By Arial Starks
Many organizations are migrating away from annual performance evaluations and instead delivering constructive criticism through coaching and effective feedback. For business leaders, there are ways to ensure positive change and desired results when giving individuals and teams feedback in the workplace. We sat down with Mark Cannon, Professor of Management at Vanderbilt Business and the instructor for Vanderbilt Executive Education’s Leadership Coaching program, who shares 5 tips for leaders to give effective feedback to a team.
1. Encourage and coach consistently
In order for a team to respond well to feedback, it is first important for a leader to have already established a pattern of consistent encouragement and coaching. When you need to address an issue with a team member, they are more likely to respond well to criticism if the leader makes the need for improvement centered around the growth and career goals of that individual.
“If you create an environment where people feel you are invested in them and their development and wellbeing, it feels completely different than one where someone feels like you are personally critical of them,” said Cannon.
2. Prepare before giving feedback
Each team member has a different style of communication, so it is important to tailor your feedback to your team members and ensure it aligns with expectations you set for them and the rationale behind those expectations.
“In advance, consider what it is you are seeing and what specific behaviors are leading to the problem. A good thing to do in business is to communicate the ‘business reason’ why the feedback is important so the recipient doesn’t feel as if the behavior that needs adjusting is a personal pet peeve, but rather a behavior that has a negative impact on the customer,” said Cannon.
3. Give option to receive feedback
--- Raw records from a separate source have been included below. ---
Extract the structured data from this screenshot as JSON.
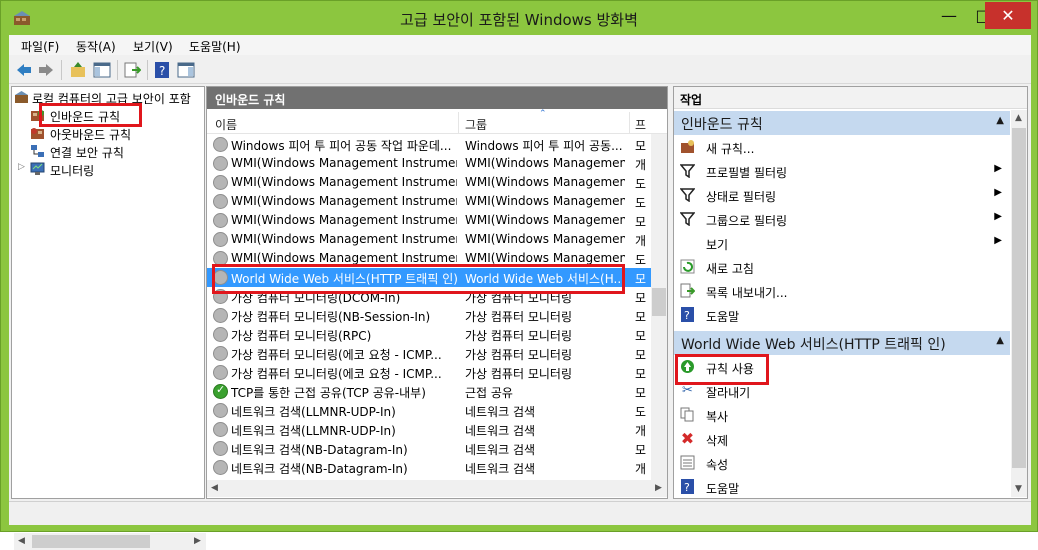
{
  "window": {
    "title": "고급 보안이 포함된 Windows 방화벽",
    "minimize": "—",
    "maximize": "□",
    "close": "✕"
  },
  "menubar": [
    "파일(F)",
    "동작(A)",
    "보기(V)",
    "도움말(H)"
  ],
  "tree": {
    "root": "로컬 컴퓨터의 고급 보안이 포함",
    "items": [
      "인바운드 규칙",
      "아웃바운드 규칙",
      "연결 보안 규칙",
      "모니터링"
    ]
  },
  "middle": {
    "header": "인바운드 규칙",
    "columns": [
      "이름",
      "그룹",
      "프"
    ],
    "rows": [
      {
        "name": "Windows 피어 투 피어 공동 작업 파운데...",
        "group": "Windows 피어 투 피어 공동...",
        "profile": "모",
        "enabled": false
      },
      {
        "name": "WMI(Windows Management Instrument...",
        "group": "WMI(Windows Managemen...",
        "profile": "개",
        "enabled": false
      },
      {
        "name": "WMI(Windows Management Instrument...",
        "group": "WMI(Windows Managemen...",
        "profile": "도",
        "enabled": false
      },
      {
        "name": "WMI(Windows Management Instrument...",
        "group": "WMI(Windows Managemen...",
        "profile": "도",
        "enabled": false
      },
      {
        "name": "WMI(Windows Management Instrument...",
        "group": "WMI(Windows Managemen...",
        "profile": "모",
        "enabled": false
      },
      {
        "name": "WMI(Windows Management Instrument...",
        "group": "WMI(Windows Managemen...",
        "profile": "개",
        "enabled": false
      },
      {
        "name": "WMI(Windows Management Instrument...",
        "group": "WMI(Windows Managemen...",
        "profile": "도",
        "enabled": false
      },
      {
        "name": "World Wide Web 서비스(HTTP 트래픽 인)",
        "group": "World Wide Web 서비스(H...",
        "profile": "모",
        "enabled": false,
        "selected": true
      },
      {
        "name": "가상 컴퓨터 모니터링(DCOM-In)",
        "group": "가상 컴퓨터 모니터링",
        "profile": "모",
        "enabled": false
      },
      {
        "name": "가상 컴퓨터 모니터링(NB-Session-In)",
        "group": "가상 컴퓨터 모니터링",
        "profile": "모",
        "enabled": false
      },
      {
        "name": "가상 컴퓨터 모니터링(RPC)",
        "group": "가상 컴퓨터 모니터링",
        "profile": "모",
        "enabled": false
      },
      {
        "name": "가상 컴퓨터 모니터링(에코 요청 - ICMP...",
        "group": "가상 컴퓨터 모니터링",
        "profile": "모",
        "enabled": false
      },
      {
        "name": "가상 컴퓨터 모니터링(에코 요청 - ICMP...",
        "group": "가상 컴퓨터 모니터링",
        "profile": "모",
        "enabled": false
      },
      {
        "name": "TCP를 통한 근접 공유(TCP 공유-내부)",
        "group": "근접 공유",
        "profile": "모",
        "enabled": true
      },
      {
        "name": "네트워크 검색(LLMNR-UDP-In)",
        "group": "네트워크 검색",
        "profile": "도",
        "enabled": false
      },
      {
        "name": "네트워크 검색(LLMNR-UDP-In)",
        "group": "네트워크 검색",
        "profile": "개",
        "enabled": false
      },
      {
        "name": "네트워크 검색(NB-Datagram-In)",
        "group": "네트워크 검색",
        "profile": "모",
        "enabled": false
      },
      {
        "name": "네트워크 검색(NB-Datagram-In)",
        "group": "네트워크 검색",
        "profile": "개",
        "enabled": false
      }
    ]
  },
  "actions": {
    "header": "작업",
    "section1": "인바운드 규칙",
    "items1": [
      "새 규칙...",
      "프로필별 필터링",
      "상태로 필터링",
      "그룹으로 필터링",
      "보기",
      "새로 고침",
      "목록 내보내기...",
      "도움말"
    ],
    "section2": "World Wide Web 서비스(HTTP 트래픽 인)",
    "items2": [
      "규칙 사용",
      "잘라내기",
      "복사",
      "삭제",
      "속성",
      "도움말"
    ]
  }
}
Communication is a 2-way street. No matter how eager you may be to coach someone or give them feedback, that doesn’t necessarily mean they are in the right headspace to receive feedback. By giving your team the option to receive feedback when they are ready and willing to hear it, the message will less likely come across as an attack.
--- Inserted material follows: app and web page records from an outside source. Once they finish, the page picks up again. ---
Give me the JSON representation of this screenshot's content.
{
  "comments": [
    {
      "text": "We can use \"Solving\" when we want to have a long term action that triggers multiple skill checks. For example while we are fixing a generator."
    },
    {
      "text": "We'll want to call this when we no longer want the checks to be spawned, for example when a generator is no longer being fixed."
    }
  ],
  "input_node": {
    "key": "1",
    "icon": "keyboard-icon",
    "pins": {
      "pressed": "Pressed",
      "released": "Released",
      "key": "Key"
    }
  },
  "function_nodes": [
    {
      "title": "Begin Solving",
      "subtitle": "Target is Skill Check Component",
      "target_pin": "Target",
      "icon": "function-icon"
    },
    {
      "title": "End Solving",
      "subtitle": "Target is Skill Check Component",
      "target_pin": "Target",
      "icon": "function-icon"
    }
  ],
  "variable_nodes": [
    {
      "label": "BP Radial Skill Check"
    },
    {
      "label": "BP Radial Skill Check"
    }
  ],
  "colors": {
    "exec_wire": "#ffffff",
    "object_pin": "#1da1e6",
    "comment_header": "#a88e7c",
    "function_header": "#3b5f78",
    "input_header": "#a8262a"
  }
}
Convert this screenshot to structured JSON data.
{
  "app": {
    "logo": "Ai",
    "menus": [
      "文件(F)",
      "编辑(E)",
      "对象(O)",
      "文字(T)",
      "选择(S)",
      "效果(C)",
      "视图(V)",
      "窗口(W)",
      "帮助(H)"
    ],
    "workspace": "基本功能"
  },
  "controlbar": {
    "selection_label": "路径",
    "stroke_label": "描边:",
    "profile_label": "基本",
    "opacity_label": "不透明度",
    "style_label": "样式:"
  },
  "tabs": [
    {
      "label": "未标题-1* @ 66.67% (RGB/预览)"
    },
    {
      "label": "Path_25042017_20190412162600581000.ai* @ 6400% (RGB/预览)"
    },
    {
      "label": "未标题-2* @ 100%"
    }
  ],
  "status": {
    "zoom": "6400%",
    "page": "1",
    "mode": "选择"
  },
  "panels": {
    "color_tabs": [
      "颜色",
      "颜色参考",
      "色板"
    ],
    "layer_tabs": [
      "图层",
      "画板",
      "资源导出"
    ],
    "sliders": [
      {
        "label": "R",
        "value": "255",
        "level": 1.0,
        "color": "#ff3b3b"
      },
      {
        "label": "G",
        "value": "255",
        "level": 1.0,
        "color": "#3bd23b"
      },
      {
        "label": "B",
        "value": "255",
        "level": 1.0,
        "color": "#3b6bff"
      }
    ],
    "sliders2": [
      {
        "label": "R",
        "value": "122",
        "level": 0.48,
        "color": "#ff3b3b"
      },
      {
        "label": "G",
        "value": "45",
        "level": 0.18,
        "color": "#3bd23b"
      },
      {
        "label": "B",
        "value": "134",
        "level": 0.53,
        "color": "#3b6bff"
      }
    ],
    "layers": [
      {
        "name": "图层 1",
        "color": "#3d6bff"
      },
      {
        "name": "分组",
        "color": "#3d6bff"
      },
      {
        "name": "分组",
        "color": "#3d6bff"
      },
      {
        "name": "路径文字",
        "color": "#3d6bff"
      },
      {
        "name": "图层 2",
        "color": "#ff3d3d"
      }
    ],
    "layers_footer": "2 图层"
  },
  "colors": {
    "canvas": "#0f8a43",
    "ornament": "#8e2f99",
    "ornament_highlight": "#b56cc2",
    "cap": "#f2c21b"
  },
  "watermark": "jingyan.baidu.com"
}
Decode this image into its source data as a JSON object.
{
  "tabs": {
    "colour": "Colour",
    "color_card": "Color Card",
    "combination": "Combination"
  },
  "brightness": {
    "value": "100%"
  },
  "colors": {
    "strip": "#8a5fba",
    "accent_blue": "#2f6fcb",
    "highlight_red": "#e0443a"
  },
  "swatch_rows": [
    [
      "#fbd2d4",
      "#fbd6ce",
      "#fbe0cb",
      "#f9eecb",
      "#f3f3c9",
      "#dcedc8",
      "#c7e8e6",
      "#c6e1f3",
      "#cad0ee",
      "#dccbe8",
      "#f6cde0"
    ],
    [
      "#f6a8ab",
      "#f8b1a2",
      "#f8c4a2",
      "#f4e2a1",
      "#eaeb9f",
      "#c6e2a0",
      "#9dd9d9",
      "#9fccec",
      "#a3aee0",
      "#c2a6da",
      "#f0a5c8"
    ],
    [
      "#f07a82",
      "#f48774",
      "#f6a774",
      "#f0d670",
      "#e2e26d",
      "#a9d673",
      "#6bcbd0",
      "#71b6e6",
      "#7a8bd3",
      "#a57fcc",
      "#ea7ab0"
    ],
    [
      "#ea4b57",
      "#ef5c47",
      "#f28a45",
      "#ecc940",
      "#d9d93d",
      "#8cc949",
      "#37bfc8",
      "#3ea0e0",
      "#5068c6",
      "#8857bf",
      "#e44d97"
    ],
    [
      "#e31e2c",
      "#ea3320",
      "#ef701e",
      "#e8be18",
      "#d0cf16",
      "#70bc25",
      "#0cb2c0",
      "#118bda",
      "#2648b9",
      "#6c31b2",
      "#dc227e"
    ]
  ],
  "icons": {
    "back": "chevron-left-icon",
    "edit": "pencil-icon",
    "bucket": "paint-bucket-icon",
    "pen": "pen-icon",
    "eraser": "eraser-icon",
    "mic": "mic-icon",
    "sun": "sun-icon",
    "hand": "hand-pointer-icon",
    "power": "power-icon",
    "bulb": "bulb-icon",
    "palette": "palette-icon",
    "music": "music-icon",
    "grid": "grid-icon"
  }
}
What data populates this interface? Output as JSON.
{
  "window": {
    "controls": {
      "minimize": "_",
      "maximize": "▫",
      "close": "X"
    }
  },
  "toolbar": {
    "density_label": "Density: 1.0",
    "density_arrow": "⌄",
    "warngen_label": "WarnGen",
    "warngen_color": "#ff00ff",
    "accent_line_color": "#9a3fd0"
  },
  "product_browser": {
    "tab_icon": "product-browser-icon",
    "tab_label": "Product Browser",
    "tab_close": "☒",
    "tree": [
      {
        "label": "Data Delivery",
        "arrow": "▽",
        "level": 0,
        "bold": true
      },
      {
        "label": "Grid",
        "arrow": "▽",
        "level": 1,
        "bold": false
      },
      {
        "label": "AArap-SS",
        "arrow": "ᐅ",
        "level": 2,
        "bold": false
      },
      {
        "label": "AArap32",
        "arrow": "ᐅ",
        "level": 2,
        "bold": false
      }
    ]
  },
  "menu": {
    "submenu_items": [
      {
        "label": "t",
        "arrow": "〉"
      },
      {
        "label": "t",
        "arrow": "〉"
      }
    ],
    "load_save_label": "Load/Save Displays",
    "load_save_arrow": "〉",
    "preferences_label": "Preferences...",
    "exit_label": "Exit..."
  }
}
“The stress around feedback tends to be high for both the giver and the receiver, but if the receiver asks for feedback, that significantly lowers the stress for the feedback giver and will lead to the feedback being more effective,” said Cannon.
4. Give feedback in bite-sized chunks
Avoid information overload to ensure the message is being received. Be direct and specific about what changes need to take place and the means by which they can be made. By giving feedback in small doses over time, the recipient will not be overwhelmed and will more likely implement the positive changes the leader is seeking.
“Avoid feedback that feels like a monologue or a lecture to the recipient. As a leader, you want the feedback to feel conversational and enable some type of awareness that allows for self-correcting,” said Cannon.
5. Give balanced feedback
Feedback on opportunities for improvement should come with compliments on what a team member is already doing well. If a leader is giving a team balanced feedback, they are more likely to receive positive change and results. By highlighting areas of success and following up with opportunities for improvement, it makes the feedback recipient feel as though you are helping them achieve career development.
“Research suggests a ratio of 3 positives to one negative. That way you are reinforcing the good a team member is doing, while also giving an opportunity for growth and development,” said Cannon.
To learn more about how to effectively communicate and coach a team, click here.